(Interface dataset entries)
>>>

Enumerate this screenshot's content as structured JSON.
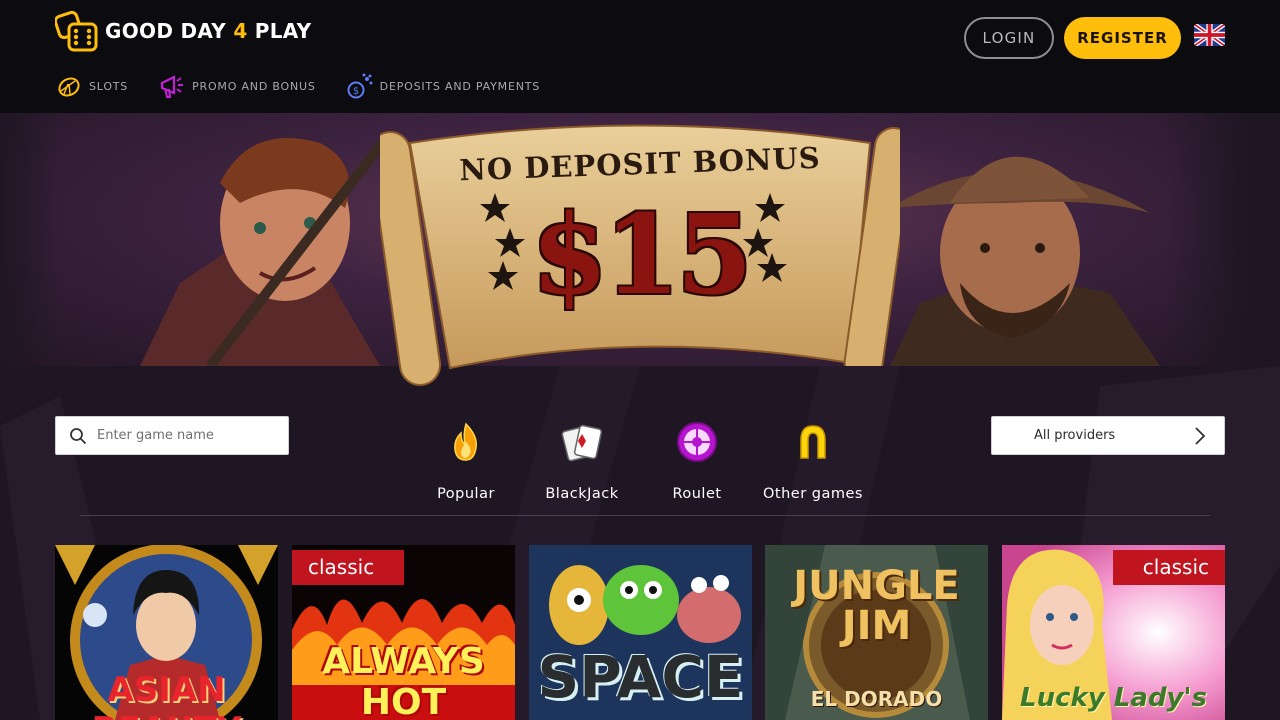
{
  "header": {
    "logo_text_left": "GOOD DAY",
    "logo_text_num": "4",
    "logo_text_right": "PLAY",
    "login_label": "LOGIN",
    "register_label": "REGISTER",
    "language_icon": "uk-flag-icon"
  },
  "nav": {
    "items": [
      {
        "label": "SLOTS",
        "icon": "lemon-icon"
      },
      {
        "label": "PROMO AND BONUS",
        "icon": "megaphone-icon"
      },
      {
        "label": "DEPOSITS AND PAYMENTS",
        "icon": "coins-icon"
      }
    ]
  },
  "hero": {
    "title": "NO DEPOSIT BONUS",
    "amount": "$15"
  },
  "search": {
    "placeholder": "Enter game name",
    "icon": "search-icon"
  },
  "categories": [
    {
      "label": "Popular",
      "icon": "flame-icon"
    },
    {
      "label": "BlackJack",
      "icon": "cards-icon"
    },
    {
      "label": "Roulet",
      "icon": "roulette-icon"
    },
    {
      "label": "Other games",
      "icon": "horseshoe-icon"
    }
  ],
  "providers": {
    "label": "All providers",
    "icon": "chevron-right-icon"
  },
  "games": [
    {
      "title": "ASIAN BEAUTY",
      "badge": ""
    },
    {
      "title": "ALWAYS HOT",
      "badge": "classic"
    },
    {
      "title": "SPACE",
      "badge": ""
    },
    {
      "title_line1": "JUNGLE",
      "title_line2": "JIM",
      "subtitle": "EL DORADO",
      "badge": ""
    },
    {
      "title": "Lucky Lady's",
      "badge": "classic"
    }
  ],
  "colors": {
    "accent": "#ffbe0b",
    "header_bg": "#0b0b10",
    "page_bg": "#1f1624",
    "classic_badge": "#c0141e"
  }
}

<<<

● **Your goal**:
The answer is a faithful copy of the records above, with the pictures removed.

● **Response area**:
Enumerate this screenshot's content as structured JSON.
{
  "header": {
    "logo_text_left": "GOOD DAY",
    "logo_text_num": "4",
    "logo_text_right": "PLAY",
    "login_label": "LOGIN",
    "register_label": "REGISTER",
    "language_icon": "uk-flag-icon"
  },
  "nav": {
    "items": [
      {
        "label": "SLOTS",
        "icon": "lemon-icon"
      },
      {
        "label": "PROMO AND BONUS",
        "icon": "megaphone-icon"
      },
      {
        "label": "DEPOSITS AND PAYMENTS",
        "icon": "coins-icon"
      }
    ]
  },
  "hero": {
    "title": "NO DEPOSIT BONUS",
    "amount": "$15"
  },
  "search": {
    "placeholder": "Enter game name",
    "icon": "search-icon"
  },
  "categories": [
    {
      "label": "Popular",
      "icon": "flame-icon"
    },
    {
      "label": "BlackJack",
      "icon": "cards-icon"
    },
    {
      "label": "Roulet",
      "icon": "roulette-icon"
    },
    {
      "label": "Other games",
      "icon": "horseshoe-icon"
    }
  ],
  "providers": {
    "label": "All providers",
    "icon": "chevron-right-icon"
  },
  "games": [
    {
      "title": "ASIAN BEAUTY",
      "badge": ""
    },
    {
      "title": "ALWAYS HOT",
      "badge": "classic"
    },
    {
      "title": "SPACE",
      "badge": ""
    },
    {
      "title_line1": "JUNGLE",
      "title_line2": "JIM",
      "subtitle": "EL DORADO",
      "badge": ""
    },
    {
      "title": "Lucky Lady's",
      "badge": "classic"
    }
  ],
  "colors": {
    "accent": "#ffbe0b",
    "header_bg": "#0b0b10",
    "page_bg": "#1f1624",
    "classic_badge": "#c0141e"
  }
}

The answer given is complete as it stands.